Beginning in the seventh century B.C., the manufacture of sand-core vessels was revived in large scale in Egypt and the Near East. Although the techniques and colours suggest imitations of the New Kingdom vessels, new non-Egyptian forms were introduced to reflect the development of Greek pottery shapes.
This diminutive vessel must have once contained
a most rare and precious substance, be it
fragrant perfume or healing ointment. Cobalt
blue in colour, it rests on an outsplayed foot that
is slightly convex below. It has rounded
shoulders, a cylindrical neck, trefoil mouth, and
a single handle. Opaque yellow and turquoise
threads have been wound spirally on the body
and then tooled into a zigzag pattern in the
middle band. Furthermore, the edges of the foot
and the rim have been decorated with a

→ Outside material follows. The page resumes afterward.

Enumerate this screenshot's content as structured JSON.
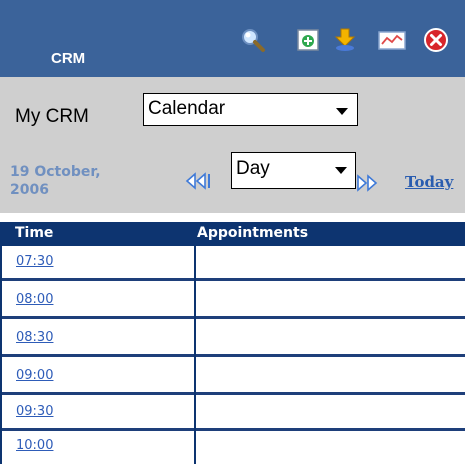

Vessels of this type continued to be produced until the first century B.C.